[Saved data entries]
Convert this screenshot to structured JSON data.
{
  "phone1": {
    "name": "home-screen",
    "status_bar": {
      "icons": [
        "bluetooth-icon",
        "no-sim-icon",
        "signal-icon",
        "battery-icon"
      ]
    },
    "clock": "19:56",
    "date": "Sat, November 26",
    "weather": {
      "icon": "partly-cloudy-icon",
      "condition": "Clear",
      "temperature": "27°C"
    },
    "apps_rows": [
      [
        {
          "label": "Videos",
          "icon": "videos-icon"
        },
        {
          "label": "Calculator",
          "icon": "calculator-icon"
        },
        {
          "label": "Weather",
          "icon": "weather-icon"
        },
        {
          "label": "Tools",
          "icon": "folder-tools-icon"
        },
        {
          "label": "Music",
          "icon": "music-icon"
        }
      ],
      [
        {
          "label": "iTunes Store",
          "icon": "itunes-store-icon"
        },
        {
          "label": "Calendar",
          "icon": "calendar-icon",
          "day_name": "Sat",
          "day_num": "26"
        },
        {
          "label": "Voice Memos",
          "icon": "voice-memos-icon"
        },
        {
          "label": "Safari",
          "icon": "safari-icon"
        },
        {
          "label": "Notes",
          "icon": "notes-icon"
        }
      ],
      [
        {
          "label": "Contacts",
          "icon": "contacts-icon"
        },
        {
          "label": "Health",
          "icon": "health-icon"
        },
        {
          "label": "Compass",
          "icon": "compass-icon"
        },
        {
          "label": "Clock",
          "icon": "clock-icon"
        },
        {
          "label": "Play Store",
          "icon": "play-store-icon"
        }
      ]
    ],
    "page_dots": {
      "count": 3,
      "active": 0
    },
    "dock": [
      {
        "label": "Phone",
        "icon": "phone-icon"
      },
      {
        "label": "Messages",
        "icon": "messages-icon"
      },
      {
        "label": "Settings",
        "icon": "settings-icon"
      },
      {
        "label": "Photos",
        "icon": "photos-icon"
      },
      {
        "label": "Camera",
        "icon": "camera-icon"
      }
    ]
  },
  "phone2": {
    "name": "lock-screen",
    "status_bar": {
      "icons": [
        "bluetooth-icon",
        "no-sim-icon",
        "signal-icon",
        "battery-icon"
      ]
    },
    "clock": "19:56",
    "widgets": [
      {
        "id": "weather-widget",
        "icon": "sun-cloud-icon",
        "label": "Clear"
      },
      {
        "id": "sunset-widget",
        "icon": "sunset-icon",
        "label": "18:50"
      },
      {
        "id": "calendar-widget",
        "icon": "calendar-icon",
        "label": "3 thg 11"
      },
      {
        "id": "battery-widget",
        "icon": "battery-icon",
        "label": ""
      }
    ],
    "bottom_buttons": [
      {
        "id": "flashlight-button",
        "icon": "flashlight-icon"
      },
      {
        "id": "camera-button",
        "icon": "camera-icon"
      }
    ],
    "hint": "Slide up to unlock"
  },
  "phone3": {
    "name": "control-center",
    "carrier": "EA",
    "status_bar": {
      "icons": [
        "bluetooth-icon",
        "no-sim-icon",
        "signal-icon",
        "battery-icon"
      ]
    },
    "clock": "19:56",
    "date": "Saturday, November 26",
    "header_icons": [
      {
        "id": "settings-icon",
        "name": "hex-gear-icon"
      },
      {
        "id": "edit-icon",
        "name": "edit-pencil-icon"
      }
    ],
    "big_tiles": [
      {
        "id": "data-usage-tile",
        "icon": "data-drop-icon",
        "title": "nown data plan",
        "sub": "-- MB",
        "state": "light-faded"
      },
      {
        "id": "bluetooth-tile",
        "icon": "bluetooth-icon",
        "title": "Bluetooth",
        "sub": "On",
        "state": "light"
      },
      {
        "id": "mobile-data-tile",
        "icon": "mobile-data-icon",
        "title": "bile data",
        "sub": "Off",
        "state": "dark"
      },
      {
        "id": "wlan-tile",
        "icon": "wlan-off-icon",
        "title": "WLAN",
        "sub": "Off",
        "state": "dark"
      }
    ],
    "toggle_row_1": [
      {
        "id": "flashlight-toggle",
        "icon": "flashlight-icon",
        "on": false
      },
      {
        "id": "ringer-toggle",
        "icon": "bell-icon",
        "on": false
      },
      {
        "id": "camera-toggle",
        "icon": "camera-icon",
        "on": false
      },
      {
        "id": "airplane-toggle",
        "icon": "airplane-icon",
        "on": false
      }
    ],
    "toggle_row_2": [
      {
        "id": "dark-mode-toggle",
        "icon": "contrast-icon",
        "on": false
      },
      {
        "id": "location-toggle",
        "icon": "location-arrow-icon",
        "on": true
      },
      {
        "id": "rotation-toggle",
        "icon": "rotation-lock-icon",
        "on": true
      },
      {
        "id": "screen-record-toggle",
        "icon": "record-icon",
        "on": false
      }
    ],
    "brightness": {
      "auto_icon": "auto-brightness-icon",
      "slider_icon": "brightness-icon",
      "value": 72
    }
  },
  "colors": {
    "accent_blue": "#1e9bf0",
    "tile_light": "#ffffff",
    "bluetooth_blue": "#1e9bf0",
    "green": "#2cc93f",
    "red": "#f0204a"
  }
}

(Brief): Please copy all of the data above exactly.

(Written response):
Convert this screenshot to structured JSON data.
{
  "phone1": {
    "name": "home-screen",
    "status_bar": {
      "icons": [
        "bluetooth-icon",
        "no-sim-icon",
        "signal-icon",
        "battery-icon"
      ]
    },
    "clock": "19:56",
    "date": "Sat, November 26",
    "weather": {
      "icon": "partly-cloudy-icon",
      "condition": "Clear",
      "temperature": "27°C"
    },
    "apps_rows": [
      [
        {
          "label": "Videos",
          "icon": "videos-icon"
        },
        {
          "label": "Calculator",
          "icon": "calculator-icon"
        },
        {
          "label": "Weather",
          "icon": "weather-icon"
        },
        {
          "label": "Tools",
          "icon": "folder-tools-icon"
        },
        {
          "label": "Music",
          "icon": "music-icon"
        }
      ],
      [
        {
          "label": "iTunes Store",
          "icon": "itunes-store-icon"
        },
        {
          "label": "Calendar",
          "icon": "calendar-icon",
          "day_name": "Sat",
          "day_num": "26"
        },
        {
          "label": "Voice Memos",
          "icon": "voice-memos-icon"
        },
        {
          "label": "Safari",
          "icon": "safari-icon"
        },
        {
          "label": "Notes",
          "icon": "notes-icon"
        }
      ],
      [
        {
          "label": "Contacts",
          "icon": "contacts-icon"
        },
        {
          "label": "Health",
          "icon": "health-icon"
        },
        {
          "label": "Compass",
          "icon": "compass-icon"
        },
        {
          "label": "Clock",
          "icon": "clock-icon"
        },
        {
          "label": "Play Store",
          "icon": "play-store-icon"
        }
      ]
    ],
    "page_dots": {
      "count": 3,
      "active": 0
    },
    "dock": [
      {
        "label": "Phone",
        "icon": "phone-icon"
      },
      {
        "label": "Messages",
        "icon": "messages-icon"
      },
      {
        "label": "Settings",
        "icon": "settings-icon"
      },
      {
        "label": "Photos",
        "icon": "photos-icon"
      },
      {
        "label": "Camera",
        "icon": "camera-icon"
      }
    ]
  },
  "phone2": {
    "name": "lock-screen",
    "status_bar": {
      "icons": [
        "bluetooth-icon",
        "no-sim-icon",
        "signal-icon",
        "battery-icon"
      ]
    },
    "clock": "19:56",
    "widgets": [
      {
        "id": "weather-widget",
        "icon": "sun-cloud-icon",
        "label": "Clear"
      },
      {
        "id": "sunset-widget",
        "icon": "sunset-icon",
        "label": "18:50"
      },
      {
        "id": "calendar-widget",
        "icon": "calendar-icon",
        "label": "3 thg 11"
      },
      {
        "id": "battery-widget",
        "icon": "battery-icon",
        "label": ""
      }
    ],
    "bottom_buttons": [
      {
        "id": "flashlight-button",
        "icon": "flashlight-icon"
      },
      {
        "id": "camera-button",
        "icon": "camera-icon"
      }
    ],
    "hint": "Slide up to unlock"
  },
  "phone3": {
    "name": "control-center",
    "carrier": "EA",
    "status_bar": {
      "icons": [
        "bluetooth-icon",
        "no-sim-icon",
        "signal-icon",
        "battery-icon"
      ]
    },
    "clock": "19:56",
    "date": "Saturday, November 26",
    "header_icons": [
      {
        "id": "settings-icon",
        "name": "hex-gear-icon"
      },
      {
        "id": "edit-icon",
        "name": "edit-pencil-icon"
      }
    ],
    "big_tiles": [
      {
        "id": "data-usage-tile",
        "icon": "data-drop-icon",
        "title": "nown data plan",
        "sub": "-- MB",
        "state": "light-faded"
      },
      {
        "id": "bluetooth-tile",
        "icon": "bluetooth-icon",
        "title": "Bluetooth",
        "sub": "On",
        "state": "light"
      },
      {
        "id": "mobile-data-tile",
        "icon": "mobile-data-icon",
        "title": "bile data",
        "sub": "Off",
        "state": "dark"
      },
      {
        "id": "wlan-tile",
        "icon": "wlan-off-icon",
        "title": "WLAN",
        "sub": "Off",
        "state": "dark"
      }
    ],
    "toggle_row_1": [
      {
        "id": "flashlight-toggle",
        "icon": "flashlight-icon",
        "on": false
      },
      {
        "id": "ringer-toggle",
        "icon": "bell-icon",
        "on": false
      },
      {
        "id": "camera-toggle",
        "icon": "camera-icon",
        "on": false
      },
      {
        "id": "airplane-toggle",
        "icon": "airplane-icon",
        "on": false
      }
    ],
    "toggle_row_2": [
      {
        "id": "dark-mode-toggle",
        "icon": "contrast-icon",
        "on": false
      },
      {
        "id": "location-toggle",
        "icon": "location-arrow-icon",
        "on": true
      },
      {
        "id": "rotation-toggle",
        "icon": "rotation-lock-icon",
        "on": true
      },
      {
        "id": "screen-record-toggle",
        "icon": "record-icon",
        "on": false
      }
    ],
    "brightness": {
      "auto_icon": "auto-brightness-icon",
      "slider_icon": "brightness-icon",
      "value": 72
    }
  },
  "colors": {
    "accent_blue": "#1e9bf0",
    "tile_light": "#ffffff",
    "bluetooth_blue": "#1e9bf0",
    "green": "#2cc93f",
    "red": "#f0204a"
  }
}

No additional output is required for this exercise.